As the president and Congress continue to seek ways of paring the deficit, the efficiency of federal civilian employees deserves stern review.

The president's now-defunct plan to cut government salaries by 5 percent would have touched only the tip of the iceberg, providing only minimal savings and not addressing the real issue: the shortcomings of federal employee compensation.

Both the Carter and Reagan administrations have analyzed factors affecting public-sector efficiency and motivation. The recent Grace Commission Report cited literally thousands of areas where government efficiency may be improved. A commission I chaired for President Carter in 1978 studied potential improvements in compensation for the military. These studies and other examinations have produced similar alarming conclusions on the personnel practices of the federal government. Among these:

* Civil Service retirement programs are weighted too heavily on deferred compensation, to the detriment of current salaries.

* The proportion of middle-and upper-level managers in the federal government is nearly three times that of the private sector.

* Ironically, almost half of the highest federal executives are underpaid by 50 percent in comparison with peers in private industry. This is a leading cause of "brain drain" among senior federal employees.

The emphasis on retirement benefits over current compensation is supported by the fact that the cost of Civil Service retirement is 29 percent of the cost of payroll, as compared with 14 percent in the private sector. If the Civil Service retirement program were funded as are private sector retirement plans, the federal retirement cost would rise to 85 percent of payroll. Further, Civil Service retirement benefits are treble that of the private sector.

Does this matter?

It matters at three levels. First, at the entry level, the government has trouble attracting and retaining the most promising young technical and other specialized employees. I learned, for example, that at one point not too long ago one vital department had 675 entry-level engineering jobs unfilled -- half its recruiting complement.

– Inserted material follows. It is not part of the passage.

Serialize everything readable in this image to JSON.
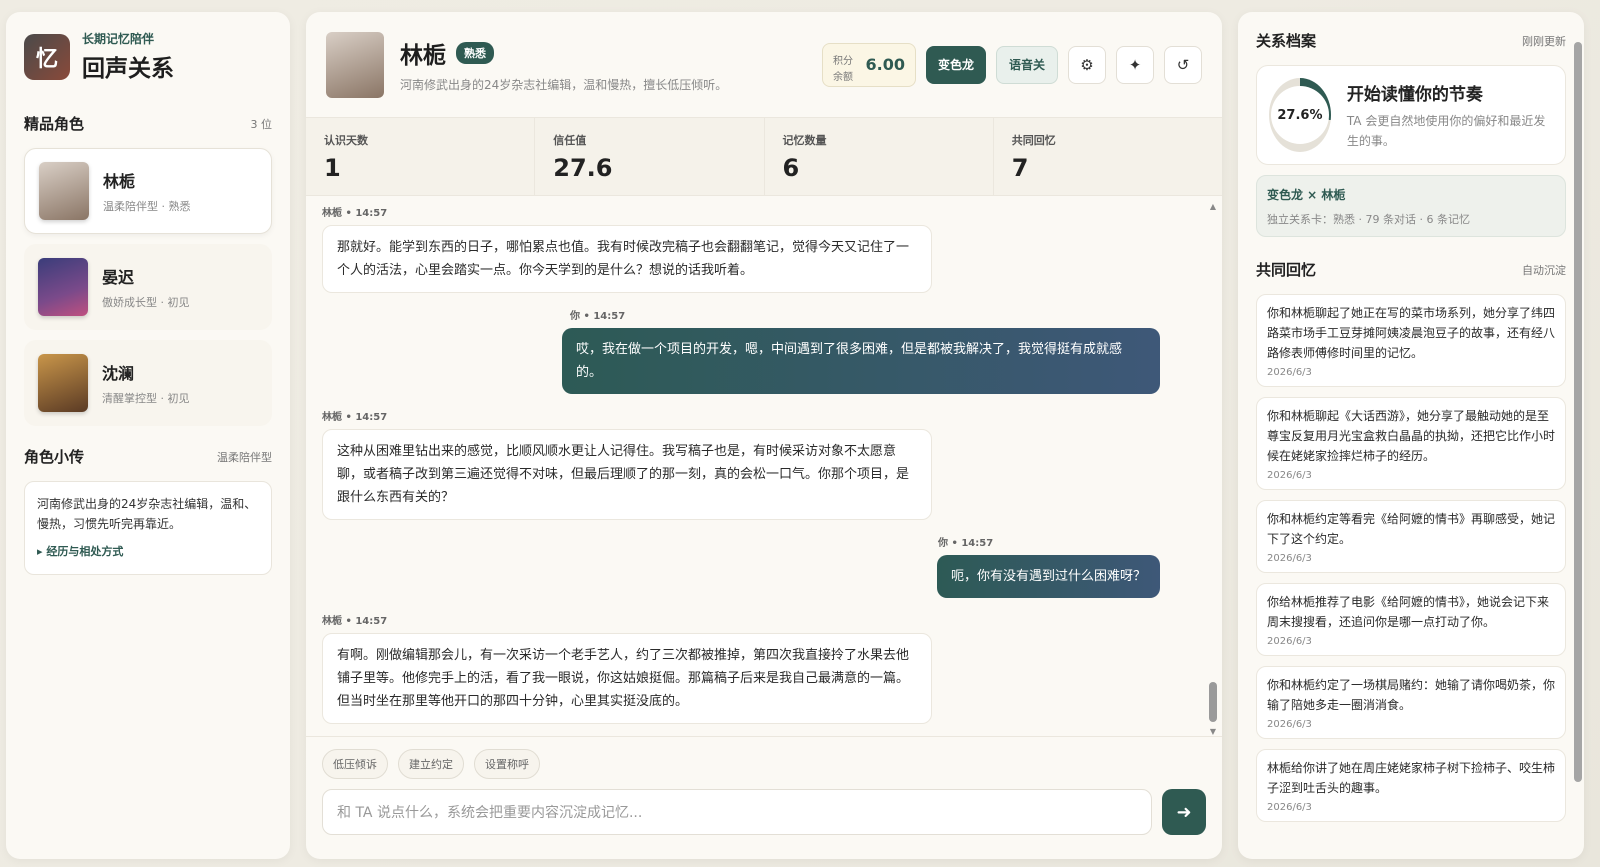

Young employees incur expenses that must be paid on a current basis. As a banker, I'll attest that creditors generally won't wait patiently for 20 years before they are paid. Young people need a boost in income today. Often they find it by opting for jobs in the private sector.

Second, at the mid-career level, many federal employees feel "locked in" to a position, more or less "serving time" until theycan collect retirement benefits. From a federal employee's viewpoint, the option to leave government service is financially imprudent after around 10 years of service because of the extensive retirement benefits that would be lost. When an employee makes that career decision, his morale and productivity can nose dive. This worker's poor morale often has an equally harmful effect on co-workers.

Third, among seasoned employees, there is a tendency to retire young. Average retirement age in the Civil Service is 55, versus 63 in the private sector. Only 10 percent of Civil Service personnel eligible to retire before 60 remain at work. With pay below the private-sector level and generous retirement benefits indexed to inflation accrued, the current federal compensation structure encourages early retirement. The result is knowledgeable career employees' retiring early to capture attractive retirement benefits over the maximum number or years. An additional "brain-drain."

The problems with federal compensation structure are compounded by a topheavy management. I was surprised to learn that a full 72 percent of the government's management personnel are graded at GS11 or above. Only 28 percent of the managers are graded GS5 through GS10.

The fault for all of these compounding problems does not lie on the shoulders of any particular agency or administration. Rather, the overall governmental decision-making process encourages glossing over difficult issues in lieu of addressing them directly.

This flaw has resulted in a series of "quick fixes" in place of a permanent, long-term solution. I propose that we need to:

* Improve current pay relative to retirement benefits.

* Make pay and benefits competitive with private-sector markets.

* Pare the number of Civil Service managers.

* Appraise the cost/benefit at all levels of the service.

These items will alleviate the loss of talented executives to private industry, restore a pyramid managerial structure, raise morale among all levels of federal employees and bring a greater efficiency to the Civil Service.